Grassfed beef requires grass, we are grass farmers first. For grass to grow we need water and we will take it in any form; rain, dew, ice and snow. This time of year we start to think about a few things:
- What is our current soil moisture levels?
- Are we ready for snow?
In a previous post from 2014 we wrote about how important soil moisture is at this time of the year. Soil moisture now, has a big impact on the grass (and beef) we grow next year. We are going into the 2017 “water year” in good shape.
Are we ready for snow? This summer we have been “stockpiling” grass in our pastures for the approaching non-growing season. Do you see a problem in the photo below?
Grass looks good in the photo. Pasture soils are covered to protect the stored moisture and ready to capture more moisture through the coming months. The problem? The photo shows one of our few permanent fence lines (red arrow) that is all grown up in grass. We construct daily paddocks using electrical poly wire and we count on these few permanent fence lines to supply the power. The stockpiled grass will accumulate snow and bury this fence line making it unusable.

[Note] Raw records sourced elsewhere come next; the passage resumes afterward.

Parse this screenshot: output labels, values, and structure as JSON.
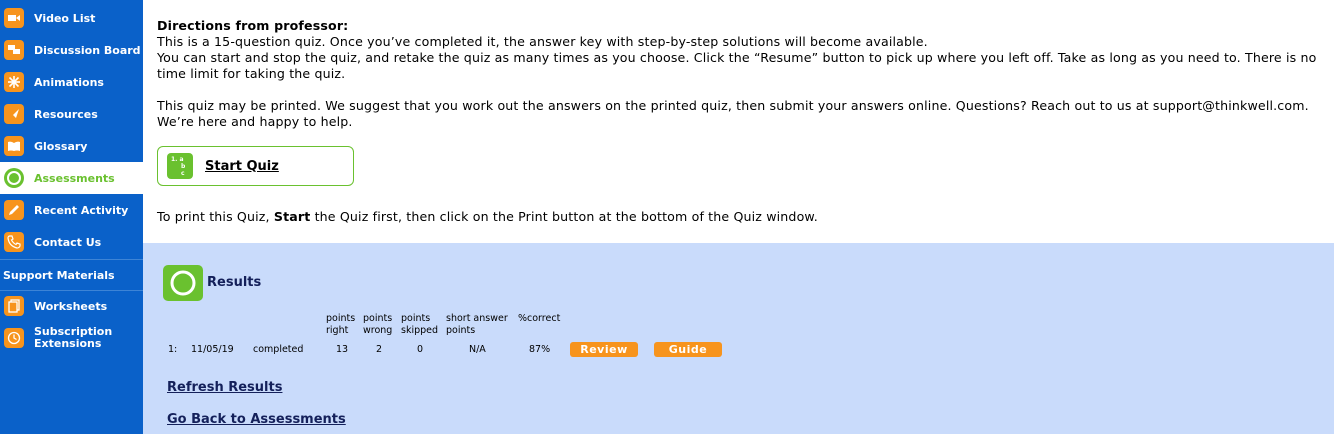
{
  "sidebar": {
    "items": [
      {
        "label": "Video List",
        "icon": "video-icon"
      },
      {
        "label": "Discussion Board",
        "icon": "discussion-icon"
      },
      {
        "label": "Animations",
        "icon": "animation-icon"
      },
      {
        "label": "Resources",
        "icon": "resources-icon"
      },
      {
        "label": "Glossary",
        "icon": "glossary-icon"
      },
      {
        "label": "Assessments",
        "icon": "assessment-icon"
      },
      {
        "label": "Recent Activity",
        "icon": "pencil-icon"
      },
      {
        "label": "Contact Us",
        "icon": "phone-icon"
      }
    ],
    "support_header": "Support Materials",
    "support_items": [
      {
        "label": "Worksheets",
        "icon": "worksheet-icon"
      },
      {
        "label_line1": "Subscription",
        "label_line2": "Extensions",
        "icon": "clock-icon"
      }
    ]
  },
  "directions": {
    "heading": "Directions from professor:",
    "line1": "This is a 15-question quiz. Once you’ve completed it, the answer key with step-by-step solutions will become available.",
    "line2": "You can start and stop the quiz, and retake the quiz as many times as you choose. Click the “Resume” button to pick up where you left off. Take as long as you need to. There is no time limit for taking the quiz.",
    "line3": "This quiz may be printed. We suggest that you work out the answers on the printed quiz, then submit your answers online. Questions? Reach out to us at support@thinkwell.com. We’re here and happy to help."
  },
  "start_quiz": {
    "label": "Start Quiz",
    "icon_text": [
      "1. a",
      "b",
      "c"
    ]
  },
  "print_note": {
    "before": "To print this Quiz, ",
    "bold": "Start",
    "after": " the Quiz first, then click on the Print button at the bottom of the Quiz window."
  },
  "results": {
    "title": "Results",
    "columns": [
      {
        "line1": "points",
        "line2": "right"
      },
      {
        "line1": "points",
        "line2": "wrong"
      },
      {
        "line1": "points",
        "line2": "skipped"
      },
      {
        "line1": "short answer",
        "line2": "points"
      },
      {
        "line1": "%correct",
        "line2": ""
      }
    ],
    "row": {
      "index": "1:",
      "date": "11/05/19",
      "status": "completed",
      "right": "13",
      "wrong": "2",
      "skipped": "0",
      "short_answer": "N/A",
      "percent": "87%"
    },
    "review_label": "Review",
    "guide_label": "Guide",
    "refresh_label": "Refresh Results",
    "back_label": "Go Back to Assessments"
  },
  "colors": {
    "sidebar": "#0a61c9",
    "accent_green": "#6ac12f",
    "accent_orange": "#f7941d",
    "results_bg": "#c9dbfb"
  }
}
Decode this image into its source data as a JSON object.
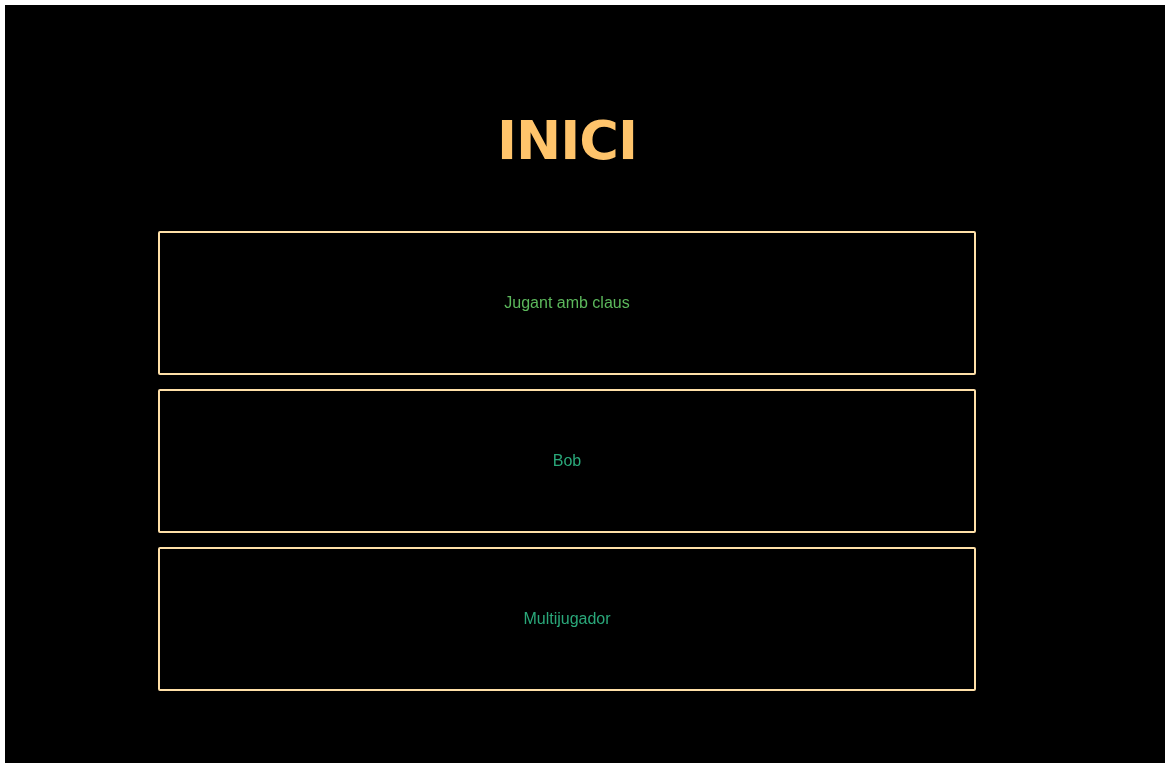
{
  "title": "INICI",
  "buttons": [
    {
      "label": "Jugant amb claus",
      "color": "#5cb85c"
    },
    {
      "label": "Bob",
      "color": "#2aa87a"
    },
    {
      "label": "Multijugador",
      "color": "#2aa87a"
    }
  ]
}
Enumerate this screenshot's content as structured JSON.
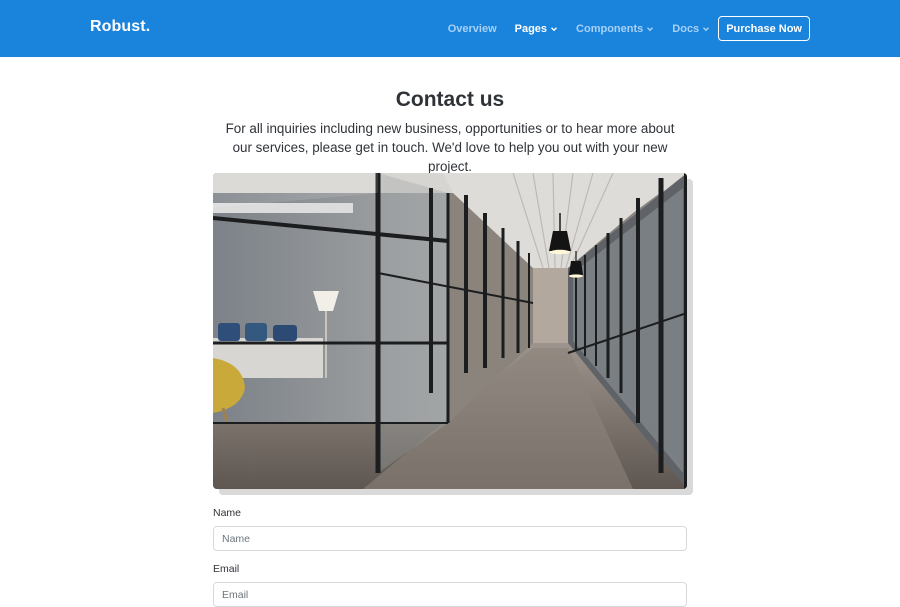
{
  "navbar": {
    "brand": "Robust.",
    "items": [
      {
        "label": "Overview",
        "dropdown": false,
        "active": false
      },
      {
        "label": "Pages",
        "dropdown": true,
        "active": true
      },
      {
        "label": "Components",
        "dropdown": true,
        "active": false
      },
      {
        "label": "Docs",
        "dropdown": true,
        "active": false
      }
    ],
    "cta_label": "Purchase Now"
  },
  "main": {
    "title": "Contact us",
    "subtitle": "For all inquiries including new business, opportunities or to hear more about our services, please get in touch. We'd love to help you out with your new project.",
    "image_icon": "office-hallway-photo"
  },
  "form": {
    "name_label": "Name",
    "name_placeholder": "Name",
    "email_label": "Email",
    "email_placeholder": "Email"
  },
  "colors": {
    "navbar_bg": "#1a83dc",
    "nav_inactive": "#a8d1f6",
    "text": "#2f3338"
  }
}
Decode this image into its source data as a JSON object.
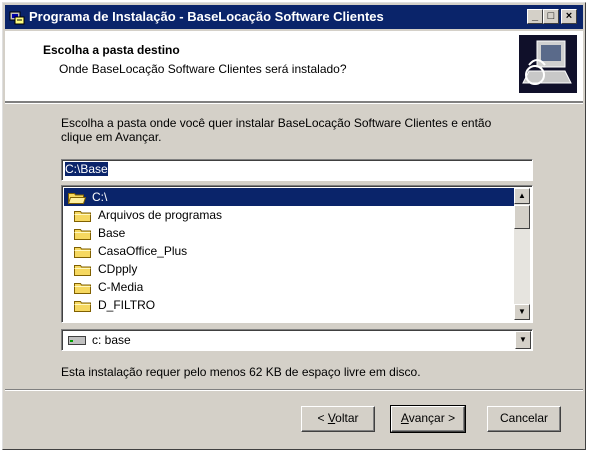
{
  "window": {
    "title": "Programa de Instalação - BaseLocação Software Clientes",
    "controls": {
      "minimize": "_",
      "maximize": "□",
      "close": "×"
    }
  },
  "header": {
    "title": "Escolha a pasta destino",
    "subtitle": "Onde BaseLocação Software Clientes será instalado?"
  },
  "body": {
    "description": "Escolha a pasta onde você quer instalar BaseLocação Software Clientes e então clique em Avançar.",
    "path_value": "C:\\Base",
    "folders": [
      {
        "label": "C:\\",
        "selected": true,
        "open": true
      },
      {
        "label": "Arquivos de programas",
        "selected": false
      },
      {
        "label": "Base",
        "selected": false
      },
      {
        "label": "CasaOffice_Plus",
        "selected": false
      },
      {
        "label": "CDpply",
        "selected": false
      },
      {
        "label": "C-Media",
        "selected": false
      },
      {
        "label": "D_FILTRO",
        "selected": false
      }
    ],
    "drive_value": "c: base",
    "space_required": "Esta instalação requer pelo menos 62 KB de espaço livre em disco."
  },
  "buttons": {
    "back": {
      "label": "Voltar",
      "prefix": "< ",
      "hotkey": "V"
    },
    "next": {
      "label": "Avançar",
      "suffix": " >",
      "hotkey": "A"
    },
    "cancel": {
      "label": "Cancelar"
    }
  },
  "colors": {
    "titlebar": "#0a246a",
    "dialog": "#d4d0c8",
    "selection": "#0a246a",
    "folder": "#f6d860"
  }
}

Cows to the rescue.
The photo above shows how we are currently going around all of our permanent fence lines concentrating the herd to stomp down and eat the grass along our fence lines. The cattle love their work of preparing the fence lines that protect them year round.
Once the cows complete the job, if we do get that big snow storm, our fences will not be buried. The fence lines will continue to function, keeping cattle where we plan to move them.
What about the cows and the stockpiled grass if we get lots of snow? We do have some hay in the barn as “insurance” and to supplement as needed. In addition, take a look at our previousl post about cattle grazing snow. Our cows live in our pastures 24/7/365, snow is something they have no problem dealing with.
Feel free to contact us if you would like to see our cattle in motion. Cattle properly grazing grass is the best way to grow more grass!